In that respect, recycling is the best way forward for India to address two pressing issues: the availability of raw materials for lithium ion batteries and the disposal of end-of-life batteries. The Centre is aiming for EVs to make up 30 per cent of all vehicular sales by 2030. In 2020, total car sales in India stood at 2.43 million units. Even if sales stay at the same level, there would still be more than 7 lakh EVs that would be sold in India by the end of this decade. At present, there are about 2.5 lakh EVs on the road in India that use lithium-ion batteries, says data from the Society of Manufacturers of Electric Vehicles (SMEV), with two-wheelers making up about 80 per cent of the fleet.

With the country set to be the third-largest auto market in the world and EVs set to drive vehicle sales going forward, batteries will be a key area of focus for the domestic industry. To that extent, recycling of batteries holds big potential for the country, experts say. “With the right incentives and policy framework, India can leapfrog some EV battery recycling barriers and become a major player within the next decade," says a report by the International Institute for Sustainable Development (IISD).

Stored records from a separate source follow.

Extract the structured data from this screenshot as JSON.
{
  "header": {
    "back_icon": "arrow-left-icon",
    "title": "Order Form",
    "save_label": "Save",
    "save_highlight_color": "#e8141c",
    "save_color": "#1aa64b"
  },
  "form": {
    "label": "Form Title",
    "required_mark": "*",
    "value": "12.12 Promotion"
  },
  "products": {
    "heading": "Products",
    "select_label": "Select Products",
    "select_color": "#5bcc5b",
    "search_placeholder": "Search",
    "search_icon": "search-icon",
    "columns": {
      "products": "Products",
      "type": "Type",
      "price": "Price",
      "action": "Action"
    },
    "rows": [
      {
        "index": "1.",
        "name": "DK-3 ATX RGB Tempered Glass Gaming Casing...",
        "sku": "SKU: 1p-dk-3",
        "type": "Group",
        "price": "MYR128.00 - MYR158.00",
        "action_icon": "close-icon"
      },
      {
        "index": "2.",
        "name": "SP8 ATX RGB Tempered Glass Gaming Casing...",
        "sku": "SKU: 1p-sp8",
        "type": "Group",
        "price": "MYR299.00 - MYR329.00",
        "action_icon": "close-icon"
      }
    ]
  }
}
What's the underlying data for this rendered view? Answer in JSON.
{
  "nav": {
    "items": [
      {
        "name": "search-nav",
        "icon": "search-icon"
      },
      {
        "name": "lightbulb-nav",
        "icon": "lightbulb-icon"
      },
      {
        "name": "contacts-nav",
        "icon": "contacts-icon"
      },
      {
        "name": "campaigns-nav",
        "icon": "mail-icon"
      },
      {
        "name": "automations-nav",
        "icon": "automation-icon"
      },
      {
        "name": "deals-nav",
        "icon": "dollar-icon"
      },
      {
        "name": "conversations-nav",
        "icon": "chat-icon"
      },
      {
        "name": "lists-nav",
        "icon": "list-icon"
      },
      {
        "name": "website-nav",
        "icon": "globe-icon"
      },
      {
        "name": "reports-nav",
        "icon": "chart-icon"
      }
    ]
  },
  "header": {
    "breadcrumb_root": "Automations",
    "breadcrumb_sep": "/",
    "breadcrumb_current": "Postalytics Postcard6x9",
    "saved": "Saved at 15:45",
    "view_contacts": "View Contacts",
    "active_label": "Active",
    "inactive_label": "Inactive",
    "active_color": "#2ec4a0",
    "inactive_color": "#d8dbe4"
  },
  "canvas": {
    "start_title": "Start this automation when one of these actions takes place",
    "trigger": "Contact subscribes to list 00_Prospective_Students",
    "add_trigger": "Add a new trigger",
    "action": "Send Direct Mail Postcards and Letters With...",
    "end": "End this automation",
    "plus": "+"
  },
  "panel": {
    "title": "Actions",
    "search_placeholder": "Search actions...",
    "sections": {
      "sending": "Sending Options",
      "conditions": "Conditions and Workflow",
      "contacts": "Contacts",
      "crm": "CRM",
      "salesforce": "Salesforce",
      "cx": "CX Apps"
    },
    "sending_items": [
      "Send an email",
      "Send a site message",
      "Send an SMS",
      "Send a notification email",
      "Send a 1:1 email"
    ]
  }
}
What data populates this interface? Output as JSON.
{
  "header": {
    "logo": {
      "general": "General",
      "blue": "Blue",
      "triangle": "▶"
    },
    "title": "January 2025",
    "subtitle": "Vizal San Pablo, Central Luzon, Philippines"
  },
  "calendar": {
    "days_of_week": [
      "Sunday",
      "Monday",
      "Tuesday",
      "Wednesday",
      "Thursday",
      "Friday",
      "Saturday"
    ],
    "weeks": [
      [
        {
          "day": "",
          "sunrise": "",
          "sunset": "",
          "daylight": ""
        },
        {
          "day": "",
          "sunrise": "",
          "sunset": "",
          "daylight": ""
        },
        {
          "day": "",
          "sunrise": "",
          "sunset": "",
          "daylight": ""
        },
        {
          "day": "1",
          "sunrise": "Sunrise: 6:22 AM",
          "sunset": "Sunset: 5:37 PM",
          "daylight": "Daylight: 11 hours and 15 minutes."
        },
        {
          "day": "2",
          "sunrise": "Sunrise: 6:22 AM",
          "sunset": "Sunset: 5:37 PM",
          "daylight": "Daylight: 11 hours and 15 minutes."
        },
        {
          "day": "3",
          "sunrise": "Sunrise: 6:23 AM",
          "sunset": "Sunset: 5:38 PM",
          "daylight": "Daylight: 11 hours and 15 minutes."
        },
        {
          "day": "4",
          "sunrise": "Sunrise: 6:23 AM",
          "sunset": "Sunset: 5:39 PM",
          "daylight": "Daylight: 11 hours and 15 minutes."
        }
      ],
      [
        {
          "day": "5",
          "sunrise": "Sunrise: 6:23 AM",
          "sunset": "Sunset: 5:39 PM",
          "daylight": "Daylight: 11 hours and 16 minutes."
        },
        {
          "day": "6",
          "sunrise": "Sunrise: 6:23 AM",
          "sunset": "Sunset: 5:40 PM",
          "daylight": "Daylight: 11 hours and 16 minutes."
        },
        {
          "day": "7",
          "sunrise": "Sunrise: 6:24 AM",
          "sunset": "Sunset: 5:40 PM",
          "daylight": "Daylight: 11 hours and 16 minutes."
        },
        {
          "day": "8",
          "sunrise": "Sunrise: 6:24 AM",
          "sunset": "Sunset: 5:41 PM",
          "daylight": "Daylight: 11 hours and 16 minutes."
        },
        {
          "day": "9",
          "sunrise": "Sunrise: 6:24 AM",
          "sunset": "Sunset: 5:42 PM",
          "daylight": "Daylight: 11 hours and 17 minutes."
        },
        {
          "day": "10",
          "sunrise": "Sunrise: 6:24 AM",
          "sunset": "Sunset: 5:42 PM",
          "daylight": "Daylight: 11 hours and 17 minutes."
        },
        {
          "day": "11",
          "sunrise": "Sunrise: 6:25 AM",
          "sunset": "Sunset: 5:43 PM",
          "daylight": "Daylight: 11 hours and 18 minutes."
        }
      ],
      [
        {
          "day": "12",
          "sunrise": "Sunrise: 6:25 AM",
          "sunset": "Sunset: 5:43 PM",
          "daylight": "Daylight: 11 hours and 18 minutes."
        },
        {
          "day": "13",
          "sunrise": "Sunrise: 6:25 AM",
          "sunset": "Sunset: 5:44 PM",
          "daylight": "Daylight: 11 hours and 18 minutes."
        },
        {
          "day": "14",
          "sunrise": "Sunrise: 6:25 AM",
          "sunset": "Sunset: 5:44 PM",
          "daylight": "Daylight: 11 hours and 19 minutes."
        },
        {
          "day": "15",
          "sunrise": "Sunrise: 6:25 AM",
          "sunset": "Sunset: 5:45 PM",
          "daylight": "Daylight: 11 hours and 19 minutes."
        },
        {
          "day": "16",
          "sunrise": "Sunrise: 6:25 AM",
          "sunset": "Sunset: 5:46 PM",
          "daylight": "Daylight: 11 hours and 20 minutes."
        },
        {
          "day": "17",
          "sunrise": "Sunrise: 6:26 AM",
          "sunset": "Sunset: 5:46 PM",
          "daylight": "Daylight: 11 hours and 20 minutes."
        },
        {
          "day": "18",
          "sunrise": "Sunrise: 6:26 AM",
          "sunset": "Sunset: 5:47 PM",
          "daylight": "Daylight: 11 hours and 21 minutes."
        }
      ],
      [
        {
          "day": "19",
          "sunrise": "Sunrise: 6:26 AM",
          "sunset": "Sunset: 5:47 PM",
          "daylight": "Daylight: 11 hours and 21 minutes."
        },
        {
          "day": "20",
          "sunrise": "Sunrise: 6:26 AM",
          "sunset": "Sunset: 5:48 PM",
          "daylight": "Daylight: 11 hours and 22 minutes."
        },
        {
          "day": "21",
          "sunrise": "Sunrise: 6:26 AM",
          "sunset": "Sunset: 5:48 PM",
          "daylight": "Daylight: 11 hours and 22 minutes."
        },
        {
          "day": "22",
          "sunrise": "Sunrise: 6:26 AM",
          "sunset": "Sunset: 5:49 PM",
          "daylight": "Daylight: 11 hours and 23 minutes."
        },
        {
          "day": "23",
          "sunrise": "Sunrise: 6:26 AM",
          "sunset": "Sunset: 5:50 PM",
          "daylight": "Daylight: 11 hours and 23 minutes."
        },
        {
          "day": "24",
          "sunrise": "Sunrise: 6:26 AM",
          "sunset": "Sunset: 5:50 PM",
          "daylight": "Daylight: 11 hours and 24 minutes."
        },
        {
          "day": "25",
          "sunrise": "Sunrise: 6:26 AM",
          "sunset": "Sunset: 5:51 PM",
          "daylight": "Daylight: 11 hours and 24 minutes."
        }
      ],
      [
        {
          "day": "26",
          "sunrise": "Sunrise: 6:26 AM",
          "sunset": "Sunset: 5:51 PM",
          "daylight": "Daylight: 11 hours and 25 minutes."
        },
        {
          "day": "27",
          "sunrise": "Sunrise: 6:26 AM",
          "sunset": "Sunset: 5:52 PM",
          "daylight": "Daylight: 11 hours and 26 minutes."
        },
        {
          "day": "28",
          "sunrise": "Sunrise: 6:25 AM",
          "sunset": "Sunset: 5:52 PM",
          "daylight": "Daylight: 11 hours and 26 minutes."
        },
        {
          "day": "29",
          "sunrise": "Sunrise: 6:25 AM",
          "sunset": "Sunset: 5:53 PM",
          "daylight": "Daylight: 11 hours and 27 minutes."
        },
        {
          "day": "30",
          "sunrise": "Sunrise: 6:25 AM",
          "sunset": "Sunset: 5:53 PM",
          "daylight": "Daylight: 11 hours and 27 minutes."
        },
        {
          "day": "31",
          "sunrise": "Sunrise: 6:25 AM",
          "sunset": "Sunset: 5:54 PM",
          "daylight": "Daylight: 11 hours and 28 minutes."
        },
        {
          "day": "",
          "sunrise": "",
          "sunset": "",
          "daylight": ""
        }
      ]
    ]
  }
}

China has set the pace on EV battery recycling and the Yole report notes that Chinese recycling companies “benefit from an already large battery market, enjoy extensive support from the state and have good access to the high volume of material to be recycled", given that the country is also home to the largest fleet of EVs in the world.

As the IISD report notes: “Like China, India has a major EV growth market and would thus be able to count on a reliable supply of end-of-life batteries in the future. Unlike China, India does not have global supply chains for primary materials such as lithium and cobalt, and so urban mining and recycling are also needed for India to become a large-scale EV battery manufacturer."

What Would It Take To Establish India As A Recycling Hub?

The IISD report points out that since the initial bits of the recycling chain are labour intensive, India holds an advantage over other major players due to its large population and lower labour costs, although the need for automating the recycling process is stressed on due to the hazards involved in handling end-of-life batteries.

Noting that it took China a decade of regulatory development to become the market leader in recycling, the IISD report says India, too, would need to improve regulations, including for battery collection, transportation and storage. Government policies should serve to foster the creation of a viable business model for recyclers, reports add.

top videos

    India’s Batteries (Management and Handling) Rules, 2001, do not cover lithium ion batteries and are limited only to lead acid batteries. But recycling of lithium ion and nickel cadmium batteries, among others, has been dealt with in the draft Battery Waste Management Rules circulated by the Union Environment Ministry last year.

    Read all the Latest Explainers here

    first published:November 08, 2021, 08:18 IST
    last updated:November 08, 2021, 08:18 IST